Shell’s comedy-of-errors season of not-drilling in the Arctic drew to a close today as the company announced it was wrapping up ahead of its 24 September deadline.
Shell was hoping that its $4.5 billion investment and multiple years of preparation would allow it to pierce the virgin seafloor of Alaska’s Chukchi Sea and squeeze out some of the 22 percent of Earth’s undiscovered fossil fuels believed to be underlying the Arctic and recoverable by current technology, according to the USGS.
Here’s a list of some of what went awry with Shell’s opening season:
- Their drill ship Noble Discoverer—seriously, that’s its name—sailed late from New Zealand. Remember Xena the Princess Warrior, aka Lucy Lawless, occupied the ship briefly in protest in February?
- The late start ate into a season already shortened by the US Bureau of Ocean Management.
- En route to the Chukchi Sea, Noble Discoverer ignobly dragged anchor in the port of Dutch Harbor in the Aleutian Islands under only 35mph of wind… a morning breeze in the Arctic.

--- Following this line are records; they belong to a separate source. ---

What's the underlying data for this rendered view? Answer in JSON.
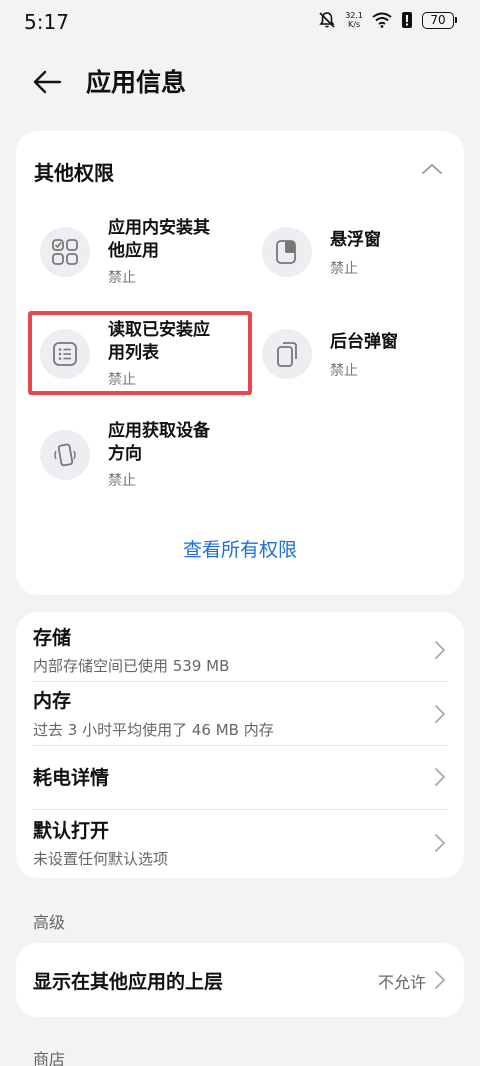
{
  "status_bar": {
    "time": "5:17",
    "net_speed_value": "32.1",
    "net_speed_unit": "K/s",
    "battery": "70"
  },
  "header": {
    "title": "应用信息"
  },
  "permissions": {
    "title": "其他权限",
    "items": [
      {
        "name_line1": "应用内安装其",
        "name_line2": "他应用",
        "status": "禁止",
        "icon": "apps-grid-icon"
      },
      {
        "name_line1": "悬浮窗",
        "name_line2": "",
        "status": "禁止",
        "icon": "floating-window-icon"
      },
      {
        "name_line1": "读取已安装应",
        "name_line2": "用列表",
        "status": "禁止",
        "icon": "list-icon"
      },
      {
        "name_line1": "后台弹窗",
        "name_line2": "",
        "status": "禁止",
        "icon": "background-popup-icon"
      },
      {
        "name_line1": "应用获取设备",
        "name_line2": "方向",
        "status": "禁止",
        "icon": "device-orientation-icon"
      }
    ],
    "view_all": "查看所有权限"
  },
  "info": {
    "storage": {
      "title": "存储",
      "subtitle": "内部存储空间已使用 539 MB"
    },
    "memory": {
      "title": "内存",
      "subtitle": "过去 3 小时平均使用了 46 MB 内存"
    },
    "battery": {
      "title": "耗电详情"
    },
    "default_open": {
      "title": "默认打开",
      "subtitle": "未设置任何默认选项"
    }
  },
  "advanced": {
    "label": "高级",
    "overlay": {
      "title": "显示在其他应用的上层",
      "value": "不允许"
    }
  },
  "store": {
    "label": "商店"
  },
  "colors": {
    "accent": "#1e6fd9",
    "highlight": "#e5484d",
    "background": "#f1f3f5"
  }
}
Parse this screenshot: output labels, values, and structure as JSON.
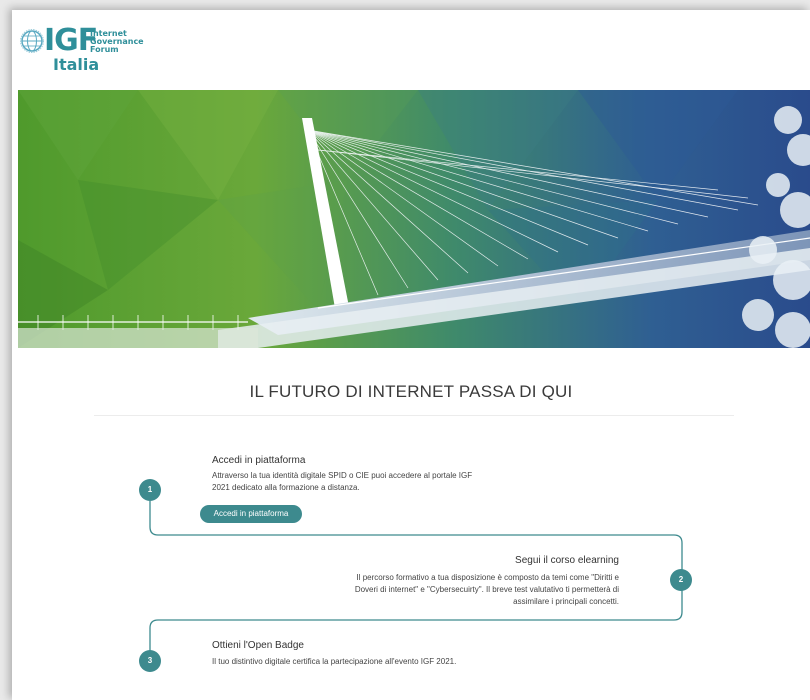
{
  "brand": {
    "logo_main": "IGF",
    "logo_sub_lines": [
      "Internet",
      "Governance",
      "Forum"
    ],
    "logo_country": "Italia",
    "accent_color": "#3d8a8e"
  },
  "hero": {
    "icon": "bridge-image"
  },
  "main": {
    "title": "IL FUTURO DI INTERNET PASSA DI QUI"
  },
  "steps": [
    {
      "number": "1",
      "title": "Accedi in piattaforma",
      "desc_lines": [
        "Attraverso la tua identità digitale SPID o CIE puoi accedere al portale IGF",
        "2021 dedicato alla formazione a distanza."
      ],
      "button_label": "Accedi in piattaforma"
    },
    {
      "number": "2",
      "title": "Segui il corso elearning",
      "desc_lines": [
        "Il percorso formativo a tua disposizione è composto da temi come \"Diritti e",
        "Doveri di internet\" e \"Cybersecuirty\". Il breve test valutativo ti permetterà di",
        "assimilare i principali concetti."
      ]
    },
    {
      "number": "3",
      "title": "Ottieni l'Open Badge",
      "desc_lines": [
        "Il tuo distintivo digitale certifica la partecipazione all'evento IGF 2021."
      ]
    }
  ]
}
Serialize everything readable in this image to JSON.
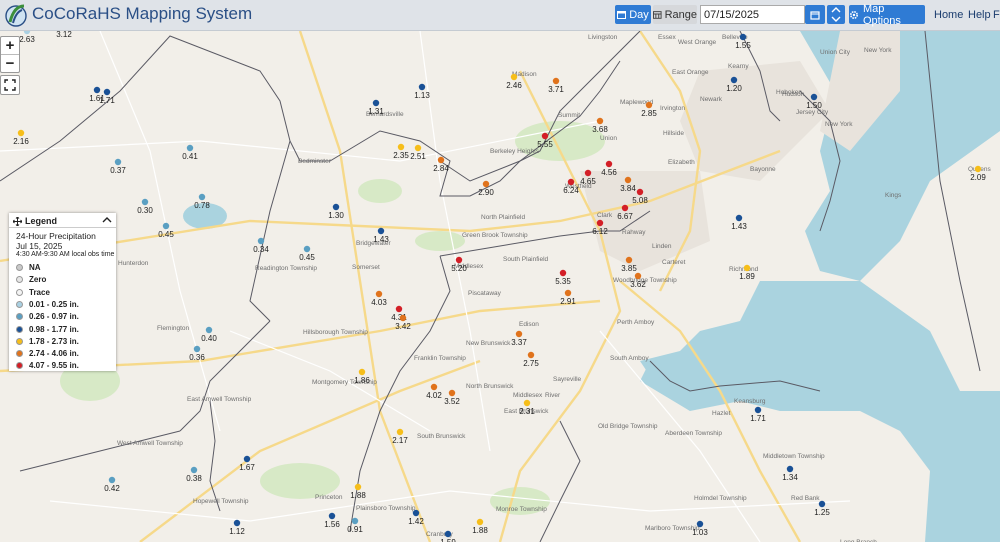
{
  "header": {
    "title": "CoCoRaHS Mapping System",
    "day_label": "Day",
    "range_label": "Range",
    "date_value": "07/15/2025",
    "map_options_label": "Map Options",
    "nav": [
      "Home",
      "Help",
      "Fe"
    ]
  },
  "map": {
    "labels": [
      {
        "t": "Essex"
      },
      {
        "t": "Livingston"
      },
      {
        "t": "West Orange"
      },
      {
        "t": "Belleville"
      },
      {
        "t": "East Orange"
      },
      {
        "t": "Union City"
      },
      {
        "t": "New York"
      },
      {
        "t": "Kearny"
      },
      {
        "t": "Newark"
      },
      {
        "t": "Irvington"
      },
      {
        "t": "Maplewood"
      },
      {
        "t": "Madison"
      },
      {
        "t": "Summit"
      },
      {
        "t": "Hoboken"
      },
      {
        "t": "Hudson"
      },
      {
        "t": "Jersey City"
      },
      {
        "t": "New York"
      },
      {
        "t": "Hillside"
      },
      {
        "t": "Union"
      },
      {
        "t": "Elizabeth"
      },
      {
        "t": "Bayonne"
      },
      {
        "t": "Bernardsville"
      },
      {
        "t": "Bedminster"
      },
      {
        "t": "Berkeley Heights"
      },
      {
        "t": "Westfield"
      },
      {
        "t": "Clark"
      },
      {
        "t": "Rahway"
      },
      {
        "t": "Linden"
      },
      {
        "t": "Kings"
      },
      {
        "t": "Queens"
      },
      {
        "t": "North Plainfield"
      },
      {
        "t": "Green Brook Township"
      },
      {
        "t": "Bridgewater"
      },
      {
        "t": "Somerset"
      },
      {
        "t": "Middlesex"
      },
      {
        "t": "South Plainfield"
      },
      {
        "t": "Hunterdon"
      },
      {
        "t": "Readington Township"
      },
      {
        "t": "Piscataway"
      },
      {
        "t": "Carteret"
      },
      {
        "t": "Woodbridge Township"
      },
      {
        "t": "Richmond"
      },
      {
        "t": "Hillsborough Township"
      },
      {
        "t": "Flemington"
      },
      {
        "t": "Edison"
      },
      {
        "t": "New Brunswick"
      },
      {
        "t": "Perth Amboy"
      },
      {
        "t": "South Amboy"
      },
      {
        "t": "Franklin Township"
      },
      {
        "t": "Sayreville"
      },
      {
        "t": "Montgomery Township"
      },
      {
        "t": "North Brunswick"
      },
      {
        "t": "Middlesex"
      },
      {
        "t": "East Brunswick"
      },
      {
        "t": "Keansburg"
      },
      {
        "t": "Hazlet"
      },
      {
        "t": "East Amwell Township"
      },
      {
        "t": "Old Bridge Township"
      },
      {
        "t": "Aberdeen Township"
      },
      {
        "t": "West Amwell Township"
      },
      {
        "t": "South Brunswick"
      },
      {
        "t": "Middletown Township"
      },
      {
        "t": "Princeton"
      },
      {
        "t": "Holmdel Township"
      },
      {
        "t": "Red Bank"
      },
      {
        "t": "Hopewell Township"
      },
      {
        "t": "Plainsboro Township"
      },
      {
        "t": "Monroe Township"
      },
      {
        "t": "Marlboro Township"
      },
      {
        "t": "Long Branch"
      },
      {
        "t": "Cranbury"
      },
      {
        "t": "River"
      }
    ],
    "stations": [
      {
        "v": "2.63",
        "c": "l1"
      },
      {
        "v": "3.12",
        "c": "o"
      },
      {
        "v": "1.55",
        "c": "d"
      },
      {
        "v": "1.61",
        "c": "d"
      },
      {
        "v": "1.71",
        "c": "d"
      },
      {
        "v": "2.46",
        "c": "y"
      },
      {
        "v": "3.71",
        "c": "o"
      },
      {
        "v": "1.20",
        "c": "d"
      },
      {
        "v": "1.50",
        "c": "d"
      },
      {
        "v": "1.13",
        "c": "d"
      },
      {
        "v": "1.31",
        "c": "d"
      },
      {
        "v": "2.85",
        "c": "o"
      },
      {
        "v": "3.68",
        "c": "o"
      },
      {
        "v": "2.16",
        "c": "y"
      },
      {
        "v": "5.55",
        "c": "r"
      },
      {
        "v": "0.41",
        "c": "l2"
      },
      {
        "v": "2.35",
        "c": "y"
      },
      {
        "v": "2.51",
        "c": "y"
      },
      {
        "v": "2.84",
        "c": "o"
      },
      {
        "v": "4.56",
        "c": "r"
      },
      {
        "v": "0.37",
        "c": "l2"
      },
      {
        "v": "4.65",
        "c": "r"
      },
      {
        "v": "6.24",
        "c": "r"
      },
      {
        "v": "3.84",
        "c": "o"
      },
      {
        "v": "5.08",
        "c": "r"
      },
      {
        "v": "2.09",
        "c": "y"
      },
      {
        "v": "2.90",
        "c": "o"
      },
      {
        "v": "0.78",
        "c": "l2"
      },
      {
        "v": "0.30",
        "c": "l2"
      },
      {
        "v": "1.30",
        "c": "d"
      },
      {
        "v": "6.67",
        "c": "r"
      },
      {
        "v": "0.45",
        "c": "l2"
      },
      {
        "v": "6.12",
        "c": "r"
      },
      {
        "v": "1.43",
        "c": "d"
      },
      {
        "v": "1.43",
        "c": "d"
      },
      {
        "v": "0.34",
        "c": "l2"
      },
      {
        "v": "0.45",
        "c": "l2"
      },
      {
        "v": "5.20",
        "c": "r"
      },
      {
        "v": "3.85",
        "c": "o"
      },
      {
        "v": "1.89",
        "c": "y"
      },
      {
        "v": "5.35",
        "c": "r"
      },
      {
        "v": "3.62",
        "c": "o"
      },
      {
        "v": "2.91",
        "c": "o"
      },
      {
        "v": "4.03",
        "c": "o"
      },
      {
        "v": "4.31",
        "c": "r"
      },
      {
        "v": "3.42",
        "c": "o"
      },
      {
        "v": "0.40",
        "c": "l2"
      },
      {
        "v": "3.37",
        "c": "o"
      },
      {
        "v": "0.36",
        "c": "l2"
      },
      {
        "v": "2.75",
        "c": "o"
      },
      {
        "v": "1.86",
        "c": "y"
      },
      {
        "v": "4.02",
        "c": "o"
      },
      {
        "v": "3.52",
        "c": "o"
      },
      {
        "v": "2.31",
        "c": "y"
      },
      {
        "v": "1.71",
        "c": "d"
      },
      {
        "v": "2.17",
        "c": "y"
      },
      {
        "v": "1.67",
        "c": "d"
      },
      {
        "v": "1.34",
        "c": "d"
      },
      {
        "v": "0.38",
        "c": "l2"
      },
      {
        "v": "0.42",
        "c": "l2"
      },
      {
        "v": "1.88",
        "c": "y"
      },
      {
        "v": "1.25",
        "c": "d"
      },
      {
        "v": "1.56",
        "c": "d"
      },
      {
        "v": "0.91",
        "c": "l2"
      },
      {
        "v": "1.42",
        "c": "d"
      },
      {
        "v": "1.88",
        "c": "y"
      },
      {
        "v": "1.12",
        "c": "d"
      },
      {
        "v": "1.03",
        "c": "d"
      },
      {
        "v": "1.59",
        "c": "d"
      }
    ]
  },
  "legend": {
    "title": "Legend",
    "subtitle": "24-Hour Precipitation",
    "date": "Jul 15, 2025",
    "obs_time": "4:30 AM-9:30 AM local obs time",
    "items": [
      {
        "label": "NA",
        "color": "#c9c9c9"
      },
      {
        "label": "Zero",
        "color": "#e6e6e6"
      },
      {
        "label": "Trace",
        "color": "#f4f4f4"
      },
      {
        "label": "0.01 - 0.25 in.",
        "color": "#a9d0e2"
      },
      {
        "label": "0.26 - 0.97 in.",
        "color": "#5a9fc2"
      },
      {
        "label": "0.98 - 1.77 in.",
        "color": "#1a5196"
      },
      {
        "label": "1.78 - 2.73 in.",
        "color": "#f6be1a"
      },
      {
        "label": "2.74 - 4.06 in.",
        "color": "#e0731c"
      },
      {
        "label": "4.07 - 9.55 in.",
        "color": "#d31f27"
      }
    ]
  },
  "colors": {
    "l1": "#a9d0e2",
    "l2": "#5a9fc2",
    "d": "#1a5196",
    "y": "#f6be1a",
    "o": "#e0731c",
    "r": "#d31f27",
    "accent": "#2f7bd4"
  }
}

- Drilling was delayed again because Shell’s primary safety vessel, the oil spill containment barge Arctic Challenger, wasn’t still being built in the shipyards in Bellingham, WA.
- Shell failed to meet some limits on air pollution emissions for its operations set by the EPA.
- Test drilling (nowhere near a real oil field, because Arctic Challenger wasn’t there) finally began on 9 September, nearly two months later than scheduled. “This is an exciting time for Alaska and for Shell,” said Royal Dutch Shell on its website. “We look forward to continued drilling progress throughout the next several weeks and to adding another chapter to Alaska’s esteemed oil and gas history.”
- Noble Discoverer got in 300+ feet of a thin pilot hole—the first drilling offshore in the Alaska Arctic in two decades—before it was halted the next day when a massive iceberg 30 miles long by 12 miles wide came within 105 miles of the drill rig.
- Also, damagingly, documents obtained by PEER (Public Employees for Environmental Responsibility) under a Freedom of Information Act request showed that original field-testing of the “capping stack”—a containment dome designed to contain a Deepwater Horizon type blowout—deployed on Arctic Challenger took place over a mere two hours on 25 and 26 June and was not verified by anyone other than two officials from the Bureau of Safety and Environmental Enforcement. “The first test merely showed that Shell could dangle its cap in 200ft of water without dropping it,” said Kathryn Douglass, a Peer staff lawyer, via The Guardian. “The second test showed the capping system could hold up under laboratory conditions for up to 15 minutes without crumbling.
- Finally that same “capping stack” was damaged during final testing off Bellingham, Washington, benching it for the remainder of the season… and ending Shell’s miserable Noble Discoverer season.
Peter Slaiby, a VP of Shell Alaska, claimed: “The [Arctic] sea conditions in terms of the wind, waves and currents are not even as extreme as the North Sea, although, clearly, there is no ice in the North Sea.” Sounds like the prelude to dangerous hubris.